_What is expected:_
Pick out every line in the data below that holds "JSON".

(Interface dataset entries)
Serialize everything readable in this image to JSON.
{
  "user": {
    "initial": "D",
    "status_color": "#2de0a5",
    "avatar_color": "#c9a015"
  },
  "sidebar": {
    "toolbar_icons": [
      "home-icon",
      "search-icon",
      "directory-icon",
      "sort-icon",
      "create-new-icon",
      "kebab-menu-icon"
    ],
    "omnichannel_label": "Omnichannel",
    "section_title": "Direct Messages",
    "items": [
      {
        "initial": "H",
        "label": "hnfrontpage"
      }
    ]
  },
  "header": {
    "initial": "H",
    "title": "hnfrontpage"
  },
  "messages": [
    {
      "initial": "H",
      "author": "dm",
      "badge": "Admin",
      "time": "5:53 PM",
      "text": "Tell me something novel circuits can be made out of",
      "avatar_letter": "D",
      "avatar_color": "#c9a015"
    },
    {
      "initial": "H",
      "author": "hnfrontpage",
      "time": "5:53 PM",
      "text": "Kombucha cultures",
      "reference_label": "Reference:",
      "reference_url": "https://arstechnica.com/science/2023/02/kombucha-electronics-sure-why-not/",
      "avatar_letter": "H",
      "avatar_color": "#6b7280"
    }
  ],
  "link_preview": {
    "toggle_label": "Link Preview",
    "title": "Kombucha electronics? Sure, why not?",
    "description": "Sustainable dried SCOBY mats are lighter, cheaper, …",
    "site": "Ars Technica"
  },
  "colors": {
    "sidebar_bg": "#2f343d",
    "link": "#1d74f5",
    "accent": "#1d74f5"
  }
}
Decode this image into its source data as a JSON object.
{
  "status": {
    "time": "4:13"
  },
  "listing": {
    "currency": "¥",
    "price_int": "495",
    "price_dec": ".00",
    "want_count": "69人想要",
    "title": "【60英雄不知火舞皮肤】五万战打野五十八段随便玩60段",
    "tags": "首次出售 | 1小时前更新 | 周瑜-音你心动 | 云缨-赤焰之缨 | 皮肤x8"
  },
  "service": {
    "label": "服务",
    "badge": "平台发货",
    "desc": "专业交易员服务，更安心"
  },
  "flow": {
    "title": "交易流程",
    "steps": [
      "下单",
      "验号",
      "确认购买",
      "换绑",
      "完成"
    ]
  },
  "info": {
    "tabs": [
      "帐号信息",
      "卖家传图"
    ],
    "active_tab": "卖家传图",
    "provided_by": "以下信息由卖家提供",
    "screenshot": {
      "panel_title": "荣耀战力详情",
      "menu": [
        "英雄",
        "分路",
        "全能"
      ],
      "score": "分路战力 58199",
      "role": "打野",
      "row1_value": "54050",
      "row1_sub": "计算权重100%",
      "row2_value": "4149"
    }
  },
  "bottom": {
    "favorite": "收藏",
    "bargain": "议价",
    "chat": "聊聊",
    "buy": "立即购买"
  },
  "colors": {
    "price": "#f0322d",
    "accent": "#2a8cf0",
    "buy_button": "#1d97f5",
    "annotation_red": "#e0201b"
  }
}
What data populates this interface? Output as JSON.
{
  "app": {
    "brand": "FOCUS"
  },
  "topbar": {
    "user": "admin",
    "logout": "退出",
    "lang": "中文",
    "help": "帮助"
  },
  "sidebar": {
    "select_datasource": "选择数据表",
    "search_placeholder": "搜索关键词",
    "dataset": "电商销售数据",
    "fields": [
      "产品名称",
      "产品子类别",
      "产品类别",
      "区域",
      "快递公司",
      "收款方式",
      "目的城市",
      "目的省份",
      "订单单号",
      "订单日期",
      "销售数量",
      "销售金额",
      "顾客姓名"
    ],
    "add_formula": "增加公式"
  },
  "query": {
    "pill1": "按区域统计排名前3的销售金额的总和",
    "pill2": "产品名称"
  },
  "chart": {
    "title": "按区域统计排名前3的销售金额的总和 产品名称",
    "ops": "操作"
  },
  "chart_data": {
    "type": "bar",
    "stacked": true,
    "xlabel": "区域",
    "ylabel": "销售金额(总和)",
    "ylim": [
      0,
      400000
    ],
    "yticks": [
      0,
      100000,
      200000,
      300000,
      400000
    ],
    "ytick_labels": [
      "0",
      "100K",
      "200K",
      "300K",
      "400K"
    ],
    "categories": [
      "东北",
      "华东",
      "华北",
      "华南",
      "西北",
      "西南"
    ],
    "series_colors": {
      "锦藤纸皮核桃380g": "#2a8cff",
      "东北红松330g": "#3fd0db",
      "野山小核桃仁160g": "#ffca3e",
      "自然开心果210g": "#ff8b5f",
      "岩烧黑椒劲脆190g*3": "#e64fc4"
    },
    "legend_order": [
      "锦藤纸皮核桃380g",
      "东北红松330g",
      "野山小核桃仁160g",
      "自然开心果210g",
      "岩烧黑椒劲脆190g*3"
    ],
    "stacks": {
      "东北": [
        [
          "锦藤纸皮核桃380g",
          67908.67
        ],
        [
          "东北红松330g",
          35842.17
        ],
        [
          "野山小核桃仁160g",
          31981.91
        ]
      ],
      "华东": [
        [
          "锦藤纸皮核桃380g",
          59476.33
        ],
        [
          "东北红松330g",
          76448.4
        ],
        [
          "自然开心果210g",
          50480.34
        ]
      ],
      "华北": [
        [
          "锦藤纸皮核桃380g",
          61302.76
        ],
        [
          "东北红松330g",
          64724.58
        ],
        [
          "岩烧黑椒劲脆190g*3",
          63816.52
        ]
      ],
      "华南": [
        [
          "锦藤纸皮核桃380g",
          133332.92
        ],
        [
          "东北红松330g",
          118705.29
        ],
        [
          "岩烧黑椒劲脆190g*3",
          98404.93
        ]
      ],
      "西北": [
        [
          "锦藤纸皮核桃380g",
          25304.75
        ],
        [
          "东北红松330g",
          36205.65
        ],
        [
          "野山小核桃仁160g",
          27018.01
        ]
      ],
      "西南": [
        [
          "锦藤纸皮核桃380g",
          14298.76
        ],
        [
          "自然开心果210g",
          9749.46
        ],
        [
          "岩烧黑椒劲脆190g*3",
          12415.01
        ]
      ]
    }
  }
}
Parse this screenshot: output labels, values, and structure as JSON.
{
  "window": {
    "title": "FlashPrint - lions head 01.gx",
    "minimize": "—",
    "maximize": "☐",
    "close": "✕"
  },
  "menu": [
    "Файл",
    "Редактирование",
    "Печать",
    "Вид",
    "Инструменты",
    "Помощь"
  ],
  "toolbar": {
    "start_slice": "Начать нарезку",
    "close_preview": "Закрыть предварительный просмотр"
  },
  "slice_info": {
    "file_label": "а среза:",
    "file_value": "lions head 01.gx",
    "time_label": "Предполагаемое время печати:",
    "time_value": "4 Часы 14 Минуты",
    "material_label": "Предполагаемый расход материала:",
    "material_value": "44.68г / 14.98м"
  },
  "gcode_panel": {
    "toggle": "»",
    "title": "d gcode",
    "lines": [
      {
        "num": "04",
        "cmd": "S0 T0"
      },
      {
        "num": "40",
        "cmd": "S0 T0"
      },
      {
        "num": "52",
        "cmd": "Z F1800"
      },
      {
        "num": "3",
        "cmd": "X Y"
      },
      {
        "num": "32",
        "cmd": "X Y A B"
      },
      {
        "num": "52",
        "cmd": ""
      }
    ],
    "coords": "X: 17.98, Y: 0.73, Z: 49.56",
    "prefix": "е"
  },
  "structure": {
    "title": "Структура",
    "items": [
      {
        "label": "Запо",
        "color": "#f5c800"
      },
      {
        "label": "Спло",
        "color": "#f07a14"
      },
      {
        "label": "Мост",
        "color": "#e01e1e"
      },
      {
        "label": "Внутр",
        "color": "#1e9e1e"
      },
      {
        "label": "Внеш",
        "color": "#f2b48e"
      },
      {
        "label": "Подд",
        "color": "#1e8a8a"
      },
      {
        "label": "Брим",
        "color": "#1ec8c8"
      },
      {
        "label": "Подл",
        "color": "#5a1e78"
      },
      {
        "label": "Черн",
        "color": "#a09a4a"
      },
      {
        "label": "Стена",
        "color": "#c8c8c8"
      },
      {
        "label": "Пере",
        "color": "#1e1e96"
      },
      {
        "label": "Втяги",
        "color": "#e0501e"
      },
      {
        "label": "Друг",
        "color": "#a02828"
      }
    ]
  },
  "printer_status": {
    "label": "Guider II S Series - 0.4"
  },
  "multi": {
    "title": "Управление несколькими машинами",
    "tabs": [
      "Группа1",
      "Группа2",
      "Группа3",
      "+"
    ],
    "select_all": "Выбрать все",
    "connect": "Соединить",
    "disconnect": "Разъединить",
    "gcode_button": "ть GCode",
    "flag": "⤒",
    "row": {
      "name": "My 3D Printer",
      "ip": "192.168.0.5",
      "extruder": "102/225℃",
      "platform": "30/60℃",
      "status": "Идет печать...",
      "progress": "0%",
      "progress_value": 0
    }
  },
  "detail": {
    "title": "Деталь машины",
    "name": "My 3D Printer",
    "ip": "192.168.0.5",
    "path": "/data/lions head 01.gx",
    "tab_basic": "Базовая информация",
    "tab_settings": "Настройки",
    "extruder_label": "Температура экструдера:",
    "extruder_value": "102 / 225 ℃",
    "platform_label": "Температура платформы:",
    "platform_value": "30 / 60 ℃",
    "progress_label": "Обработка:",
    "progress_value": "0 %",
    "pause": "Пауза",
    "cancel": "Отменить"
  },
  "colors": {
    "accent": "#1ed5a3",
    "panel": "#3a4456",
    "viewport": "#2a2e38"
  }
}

_Your solution:_
Serialize everything readable in this image to JSON.
Decode this image into its source data as a JSON object.
What data populates this interface? Output as JSON.
Parse this screenshot: output labels, values, and structure as JSON.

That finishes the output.